The problem: Hunt through the entries for the word "title" and copy each line in which it appears.

The data:
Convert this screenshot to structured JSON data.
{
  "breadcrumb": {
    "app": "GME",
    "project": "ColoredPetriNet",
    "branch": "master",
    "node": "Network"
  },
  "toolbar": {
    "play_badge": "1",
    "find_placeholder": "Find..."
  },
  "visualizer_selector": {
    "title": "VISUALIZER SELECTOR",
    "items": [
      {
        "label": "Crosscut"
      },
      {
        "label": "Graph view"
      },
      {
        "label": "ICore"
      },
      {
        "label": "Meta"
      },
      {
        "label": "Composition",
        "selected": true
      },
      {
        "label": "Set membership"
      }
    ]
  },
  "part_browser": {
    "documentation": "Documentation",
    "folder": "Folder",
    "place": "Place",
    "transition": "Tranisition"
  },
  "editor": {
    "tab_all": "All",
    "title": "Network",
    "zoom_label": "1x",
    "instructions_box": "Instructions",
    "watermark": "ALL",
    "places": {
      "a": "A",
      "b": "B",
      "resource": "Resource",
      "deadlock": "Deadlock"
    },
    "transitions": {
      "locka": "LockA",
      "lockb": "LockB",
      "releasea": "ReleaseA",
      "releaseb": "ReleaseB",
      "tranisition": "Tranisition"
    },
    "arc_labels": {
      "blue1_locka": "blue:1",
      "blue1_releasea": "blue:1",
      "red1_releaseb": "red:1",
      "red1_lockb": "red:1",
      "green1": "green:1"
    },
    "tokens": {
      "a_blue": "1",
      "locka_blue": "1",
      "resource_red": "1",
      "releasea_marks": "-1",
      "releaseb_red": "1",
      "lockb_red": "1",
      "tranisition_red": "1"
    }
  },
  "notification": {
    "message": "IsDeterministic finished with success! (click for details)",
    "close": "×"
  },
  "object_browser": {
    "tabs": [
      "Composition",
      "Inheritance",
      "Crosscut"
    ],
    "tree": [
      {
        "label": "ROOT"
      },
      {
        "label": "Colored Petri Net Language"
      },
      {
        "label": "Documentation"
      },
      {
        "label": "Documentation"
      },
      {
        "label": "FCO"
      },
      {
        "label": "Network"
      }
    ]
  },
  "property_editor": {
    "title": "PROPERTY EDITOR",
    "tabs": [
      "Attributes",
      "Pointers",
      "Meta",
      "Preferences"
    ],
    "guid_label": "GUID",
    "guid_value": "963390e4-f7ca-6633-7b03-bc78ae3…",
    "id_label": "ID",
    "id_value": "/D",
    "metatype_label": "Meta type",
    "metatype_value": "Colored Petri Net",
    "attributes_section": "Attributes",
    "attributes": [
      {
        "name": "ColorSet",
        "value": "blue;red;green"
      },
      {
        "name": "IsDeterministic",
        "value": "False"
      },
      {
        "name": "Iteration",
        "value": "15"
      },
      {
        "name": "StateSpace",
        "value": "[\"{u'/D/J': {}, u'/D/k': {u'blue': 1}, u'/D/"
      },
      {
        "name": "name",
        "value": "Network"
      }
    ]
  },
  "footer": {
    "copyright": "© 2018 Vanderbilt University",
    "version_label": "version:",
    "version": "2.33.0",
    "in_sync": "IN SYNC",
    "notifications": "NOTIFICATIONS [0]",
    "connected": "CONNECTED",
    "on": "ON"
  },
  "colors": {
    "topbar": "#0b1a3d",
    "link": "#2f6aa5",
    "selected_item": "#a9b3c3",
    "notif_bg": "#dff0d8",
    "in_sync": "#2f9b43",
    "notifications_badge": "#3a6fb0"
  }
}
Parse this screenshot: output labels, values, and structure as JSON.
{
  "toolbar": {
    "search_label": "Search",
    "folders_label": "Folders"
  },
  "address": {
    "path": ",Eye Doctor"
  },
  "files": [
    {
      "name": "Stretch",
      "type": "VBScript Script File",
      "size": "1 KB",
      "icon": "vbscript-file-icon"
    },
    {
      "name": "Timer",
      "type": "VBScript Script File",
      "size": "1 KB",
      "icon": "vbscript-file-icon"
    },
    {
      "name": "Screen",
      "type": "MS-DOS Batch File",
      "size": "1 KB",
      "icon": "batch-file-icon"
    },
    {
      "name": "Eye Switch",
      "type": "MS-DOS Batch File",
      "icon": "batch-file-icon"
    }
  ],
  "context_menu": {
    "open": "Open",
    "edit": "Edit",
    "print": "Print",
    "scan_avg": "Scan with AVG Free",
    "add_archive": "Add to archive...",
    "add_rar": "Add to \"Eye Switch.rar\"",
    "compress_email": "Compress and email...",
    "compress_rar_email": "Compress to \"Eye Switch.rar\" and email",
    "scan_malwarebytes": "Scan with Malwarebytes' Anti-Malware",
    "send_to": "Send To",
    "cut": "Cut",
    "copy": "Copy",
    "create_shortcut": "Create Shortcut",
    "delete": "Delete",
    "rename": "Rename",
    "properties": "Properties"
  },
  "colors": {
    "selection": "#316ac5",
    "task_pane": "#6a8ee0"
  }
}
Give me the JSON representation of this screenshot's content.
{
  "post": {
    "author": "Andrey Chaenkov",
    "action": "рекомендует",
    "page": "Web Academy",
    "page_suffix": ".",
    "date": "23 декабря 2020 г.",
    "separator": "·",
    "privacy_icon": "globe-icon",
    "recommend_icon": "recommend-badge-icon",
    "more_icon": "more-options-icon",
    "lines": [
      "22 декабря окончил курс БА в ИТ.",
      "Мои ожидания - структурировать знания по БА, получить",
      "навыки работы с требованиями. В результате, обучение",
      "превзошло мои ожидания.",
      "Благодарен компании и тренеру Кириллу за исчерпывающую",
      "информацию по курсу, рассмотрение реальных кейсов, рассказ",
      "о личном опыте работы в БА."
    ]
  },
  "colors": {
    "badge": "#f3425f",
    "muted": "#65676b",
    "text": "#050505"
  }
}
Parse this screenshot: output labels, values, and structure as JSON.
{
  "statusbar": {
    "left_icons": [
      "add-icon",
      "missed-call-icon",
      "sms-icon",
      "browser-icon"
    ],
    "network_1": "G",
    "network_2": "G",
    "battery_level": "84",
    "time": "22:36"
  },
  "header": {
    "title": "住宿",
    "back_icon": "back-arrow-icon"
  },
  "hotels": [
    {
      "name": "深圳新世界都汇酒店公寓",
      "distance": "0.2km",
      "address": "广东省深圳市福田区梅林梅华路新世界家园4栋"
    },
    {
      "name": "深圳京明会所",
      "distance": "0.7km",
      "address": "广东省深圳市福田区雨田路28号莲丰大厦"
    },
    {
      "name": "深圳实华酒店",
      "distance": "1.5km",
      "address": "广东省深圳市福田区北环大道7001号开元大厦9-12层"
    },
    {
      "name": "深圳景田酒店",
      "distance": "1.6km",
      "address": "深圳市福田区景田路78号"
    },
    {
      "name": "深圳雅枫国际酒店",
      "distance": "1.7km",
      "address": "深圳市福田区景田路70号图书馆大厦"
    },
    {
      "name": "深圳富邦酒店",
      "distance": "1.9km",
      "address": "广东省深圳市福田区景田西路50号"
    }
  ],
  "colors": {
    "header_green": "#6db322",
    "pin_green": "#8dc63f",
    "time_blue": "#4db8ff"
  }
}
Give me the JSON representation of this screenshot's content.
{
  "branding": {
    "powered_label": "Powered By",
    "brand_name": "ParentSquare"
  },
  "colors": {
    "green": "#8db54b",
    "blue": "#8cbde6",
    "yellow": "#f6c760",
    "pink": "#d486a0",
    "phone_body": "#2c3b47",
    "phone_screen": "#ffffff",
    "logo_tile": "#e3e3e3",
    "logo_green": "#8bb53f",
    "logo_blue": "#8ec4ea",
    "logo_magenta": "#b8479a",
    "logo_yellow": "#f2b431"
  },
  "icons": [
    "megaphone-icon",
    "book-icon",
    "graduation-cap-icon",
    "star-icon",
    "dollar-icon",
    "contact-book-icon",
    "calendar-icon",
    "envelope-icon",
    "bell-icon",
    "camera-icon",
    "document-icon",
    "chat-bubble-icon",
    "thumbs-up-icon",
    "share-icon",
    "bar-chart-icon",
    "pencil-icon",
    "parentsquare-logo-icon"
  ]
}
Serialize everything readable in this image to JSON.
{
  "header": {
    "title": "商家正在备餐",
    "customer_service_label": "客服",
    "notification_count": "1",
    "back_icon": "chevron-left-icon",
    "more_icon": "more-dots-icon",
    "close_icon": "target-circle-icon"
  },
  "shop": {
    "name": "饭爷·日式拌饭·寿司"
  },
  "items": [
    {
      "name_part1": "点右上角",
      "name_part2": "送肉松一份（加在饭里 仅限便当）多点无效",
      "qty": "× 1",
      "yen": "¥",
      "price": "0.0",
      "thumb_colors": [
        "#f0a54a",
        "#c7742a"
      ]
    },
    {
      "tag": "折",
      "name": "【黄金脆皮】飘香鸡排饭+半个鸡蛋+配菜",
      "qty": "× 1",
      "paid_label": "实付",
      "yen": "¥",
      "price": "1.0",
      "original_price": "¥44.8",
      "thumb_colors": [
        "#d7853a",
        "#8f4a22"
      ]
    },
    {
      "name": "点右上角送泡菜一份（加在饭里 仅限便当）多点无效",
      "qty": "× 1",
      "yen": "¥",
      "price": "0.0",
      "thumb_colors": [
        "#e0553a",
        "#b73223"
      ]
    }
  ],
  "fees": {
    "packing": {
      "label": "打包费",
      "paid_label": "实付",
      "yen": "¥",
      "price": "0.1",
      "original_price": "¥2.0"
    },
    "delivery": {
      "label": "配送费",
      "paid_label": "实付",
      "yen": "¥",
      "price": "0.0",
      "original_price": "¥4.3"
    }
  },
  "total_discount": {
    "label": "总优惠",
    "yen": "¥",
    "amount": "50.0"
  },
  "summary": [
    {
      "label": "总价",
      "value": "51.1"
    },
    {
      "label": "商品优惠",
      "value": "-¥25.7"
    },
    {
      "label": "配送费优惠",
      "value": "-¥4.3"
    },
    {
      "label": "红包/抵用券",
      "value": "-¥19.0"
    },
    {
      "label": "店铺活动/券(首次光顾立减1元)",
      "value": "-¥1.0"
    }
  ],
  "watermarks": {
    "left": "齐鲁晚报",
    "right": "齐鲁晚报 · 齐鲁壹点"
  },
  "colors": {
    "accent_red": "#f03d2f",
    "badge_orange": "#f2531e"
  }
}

Output for this exercise:
    "title": "VISUALIZER SELECTOR",
    "title": "Network",
    "title": "PROPERTY EDITOR",
    "title": "住宿",
    "title": "商家正在备餐",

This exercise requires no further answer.